- Opening Delimiter -

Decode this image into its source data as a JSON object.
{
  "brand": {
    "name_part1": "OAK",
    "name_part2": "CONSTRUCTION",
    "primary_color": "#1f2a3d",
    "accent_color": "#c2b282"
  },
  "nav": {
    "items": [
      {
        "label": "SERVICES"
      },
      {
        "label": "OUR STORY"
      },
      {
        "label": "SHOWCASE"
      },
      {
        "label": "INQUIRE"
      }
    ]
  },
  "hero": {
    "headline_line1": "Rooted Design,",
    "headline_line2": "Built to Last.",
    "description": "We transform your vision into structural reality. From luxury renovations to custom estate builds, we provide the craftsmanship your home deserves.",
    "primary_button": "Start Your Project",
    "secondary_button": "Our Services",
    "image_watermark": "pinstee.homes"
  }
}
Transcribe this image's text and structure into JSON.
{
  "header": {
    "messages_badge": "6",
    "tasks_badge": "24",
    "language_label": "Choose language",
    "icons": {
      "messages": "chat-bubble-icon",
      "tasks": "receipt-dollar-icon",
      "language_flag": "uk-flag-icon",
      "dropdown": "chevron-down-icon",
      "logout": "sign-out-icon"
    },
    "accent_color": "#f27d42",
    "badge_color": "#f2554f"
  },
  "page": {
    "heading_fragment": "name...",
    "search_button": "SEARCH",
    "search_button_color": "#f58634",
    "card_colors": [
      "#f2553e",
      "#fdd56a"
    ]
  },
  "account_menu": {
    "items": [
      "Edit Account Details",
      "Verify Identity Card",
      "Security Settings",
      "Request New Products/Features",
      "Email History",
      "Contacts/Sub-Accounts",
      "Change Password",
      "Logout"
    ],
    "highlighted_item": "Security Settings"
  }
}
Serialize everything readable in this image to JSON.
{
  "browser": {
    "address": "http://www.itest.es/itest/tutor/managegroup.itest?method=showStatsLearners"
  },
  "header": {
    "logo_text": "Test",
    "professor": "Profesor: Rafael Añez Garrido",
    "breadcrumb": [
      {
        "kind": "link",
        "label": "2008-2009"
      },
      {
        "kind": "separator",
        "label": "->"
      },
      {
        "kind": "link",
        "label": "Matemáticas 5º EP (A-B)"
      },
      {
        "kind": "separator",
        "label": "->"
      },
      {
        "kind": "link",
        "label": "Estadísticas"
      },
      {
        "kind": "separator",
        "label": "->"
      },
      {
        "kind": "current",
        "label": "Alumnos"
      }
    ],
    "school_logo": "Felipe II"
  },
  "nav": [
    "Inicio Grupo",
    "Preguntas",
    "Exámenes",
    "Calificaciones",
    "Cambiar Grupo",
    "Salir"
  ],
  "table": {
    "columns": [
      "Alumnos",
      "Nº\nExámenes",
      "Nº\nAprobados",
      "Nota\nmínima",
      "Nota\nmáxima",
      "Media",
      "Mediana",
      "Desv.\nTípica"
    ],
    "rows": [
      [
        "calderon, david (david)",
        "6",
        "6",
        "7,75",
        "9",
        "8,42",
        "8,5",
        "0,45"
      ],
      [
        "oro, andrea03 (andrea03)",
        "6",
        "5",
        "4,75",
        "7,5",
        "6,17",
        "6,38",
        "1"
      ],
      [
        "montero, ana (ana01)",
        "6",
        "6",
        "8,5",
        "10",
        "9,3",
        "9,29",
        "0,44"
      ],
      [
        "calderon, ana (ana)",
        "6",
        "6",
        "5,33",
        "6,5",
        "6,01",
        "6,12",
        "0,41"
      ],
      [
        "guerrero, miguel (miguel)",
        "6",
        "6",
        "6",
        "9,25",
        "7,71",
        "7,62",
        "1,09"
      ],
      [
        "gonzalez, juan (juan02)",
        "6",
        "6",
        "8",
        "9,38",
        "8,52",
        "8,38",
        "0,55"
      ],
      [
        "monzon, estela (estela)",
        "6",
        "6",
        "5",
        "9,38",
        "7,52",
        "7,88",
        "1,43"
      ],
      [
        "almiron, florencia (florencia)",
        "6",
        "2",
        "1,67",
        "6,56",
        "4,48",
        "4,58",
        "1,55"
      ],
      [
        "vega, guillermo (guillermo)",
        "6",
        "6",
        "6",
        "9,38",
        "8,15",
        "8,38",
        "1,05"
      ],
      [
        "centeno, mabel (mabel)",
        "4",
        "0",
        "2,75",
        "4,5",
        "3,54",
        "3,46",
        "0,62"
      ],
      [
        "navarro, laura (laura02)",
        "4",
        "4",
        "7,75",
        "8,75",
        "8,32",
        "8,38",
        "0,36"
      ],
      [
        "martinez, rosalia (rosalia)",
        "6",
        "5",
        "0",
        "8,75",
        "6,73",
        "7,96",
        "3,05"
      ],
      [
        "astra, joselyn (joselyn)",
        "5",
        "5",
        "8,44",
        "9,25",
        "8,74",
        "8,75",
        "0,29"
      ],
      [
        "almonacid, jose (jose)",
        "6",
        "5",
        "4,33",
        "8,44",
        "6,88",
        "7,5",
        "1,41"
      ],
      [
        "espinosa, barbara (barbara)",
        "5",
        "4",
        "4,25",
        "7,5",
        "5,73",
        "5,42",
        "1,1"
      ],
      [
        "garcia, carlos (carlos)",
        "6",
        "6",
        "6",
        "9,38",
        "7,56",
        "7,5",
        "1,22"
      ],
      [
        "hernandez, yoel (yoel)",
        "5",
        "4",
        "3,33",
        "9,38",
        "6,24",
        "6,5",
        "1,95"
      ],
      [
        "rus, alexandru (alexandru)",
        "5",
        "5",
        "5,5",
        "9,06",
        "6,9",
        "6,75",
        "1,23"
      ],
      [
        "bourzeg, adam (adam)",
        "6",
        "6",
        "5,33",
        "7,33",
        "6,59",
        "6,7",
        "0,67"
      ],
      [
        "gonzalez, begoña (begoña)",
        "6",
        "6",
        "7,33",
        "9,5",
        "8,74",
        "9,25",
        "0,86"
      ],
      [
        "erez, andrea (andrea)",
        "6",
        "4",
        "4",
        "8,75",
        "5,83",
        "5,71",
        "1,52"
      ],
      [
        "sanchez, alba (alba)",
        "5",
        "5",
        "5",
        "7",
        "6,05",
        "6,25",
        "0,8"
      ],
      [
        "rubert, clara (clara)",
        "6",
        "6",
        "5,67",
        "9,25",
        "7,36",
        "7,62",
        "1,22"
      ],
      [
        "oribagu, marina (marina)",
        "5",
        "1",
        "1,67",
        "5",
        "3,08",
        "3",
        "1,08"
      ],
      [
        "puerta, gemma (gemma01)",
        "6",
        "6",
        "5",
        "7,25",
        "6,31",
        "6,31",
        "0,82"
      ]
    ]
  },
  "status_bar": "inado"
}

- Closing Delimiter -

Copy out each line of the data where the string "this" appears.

Decode this image into its source data as a JSON object.
Transcribe this image's text and structure into JSON.
Serialize everything readable in this image to JSON.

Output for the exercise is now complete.